## Task directions
Where a line of the entries below includes the string "Device", count it. Give only the resulting number.

---*---

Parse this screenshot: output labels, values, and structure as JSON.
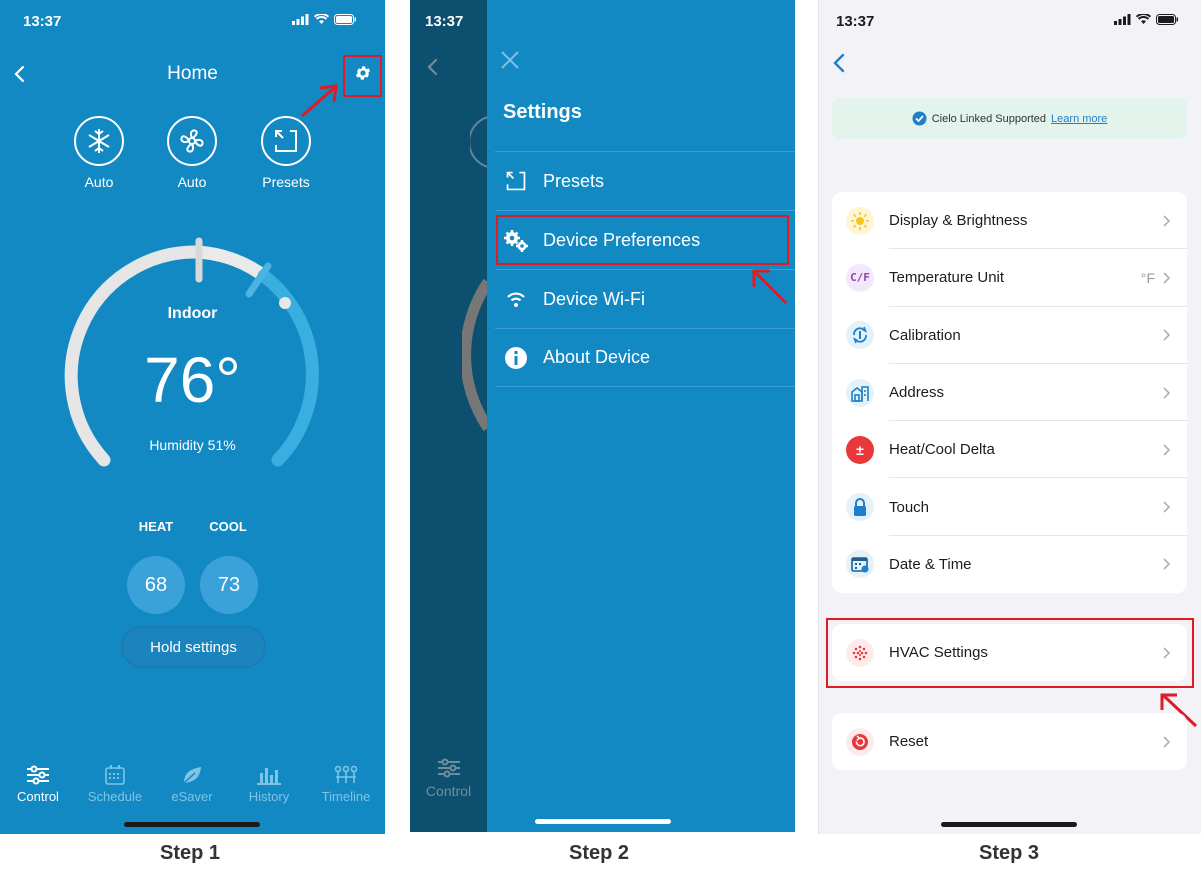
{
  "status": {
    "time": "13:37"
  },
  "step1": {
    "title": "Home",
    "modes": [
      {
        "label": "Auto",
        "icon": "snowflake-sun-icon"
      },
      {
        "label": "Auto",
        "icon": "fan-icon"
      },
      {
        "label": "Presets",
        "icon": "presets-icon"
      }
    ],
    "indoor_label": "Indoor",
    "temperature": "76°",
    "humidity": "Humidity 51%",
    "heat_label": "HEAT",
    "cool_label": "COOL",
    "heat_value": "68",
    "cool_value": "73",
    "hold_label": "Hold settings",
    "nav": [
      "Control",
      "Schedule",
      "eSaver",
      "History",
      "Timeline"
    ],
    "step_label": "Step 1"
  },
  "step2": {
    "settings_title": "Settings",
    "items": [
      {
        "label": "Presets",
        "icon": "presets-icon"
      },
      {
        "label": "Device Preferences",
        "icon": "gears-icon"
      },
      {
        "label": "Device Wi-Fi",
        "icon": "wifi-icon"
      },
      {
        "label": "About Device",
        "icon": "info-icon"
      }
    ],
    "bg_nav_label": "Control",
    "step_label": "Step 2"
  },
  "step3": {
    "banner_text": "Cielo Linked Supported",
    "banner_link": "Learn more",
    "rows": [
      {
        "label": "Display & Brightness",
        "value": "",
        "icon": "sun-icon"
      },
      {
        "label": "Temperature Unit",
        "value": "°F",
        "icon": "cf-icon",
        "icon_text": "C/F"
      },
      {
        "label": "Calibration",
        "value": "",
        "icon": "calibration-icon"
      },
      {
        "label": "Address",
        "value": "",
        "icon": "building-icon"
      },
      {
        "label": "Heat/Cool Delta",
        "value": "",
        "icon": "delta-icon",
        "icon_text": "±"
      },
      {
        "label": "Touch",
        "value": "",
        "icon": "lock-icon"
      },
      {
        "label": "Date & Time",
        "value": "",
        "icon": "calendar-icon"
      }
    ],
    "hvac_label": "HVAC Settings",
    "reset_label": "Reset",
    "step_label": "Step 3"
  },
  "colors": {
    "app_blue": "#1389c4",
    "annotation_red": "#e01b24",
    "ios_accent": "#1f7fc9"
  }
}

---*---

## Output below
3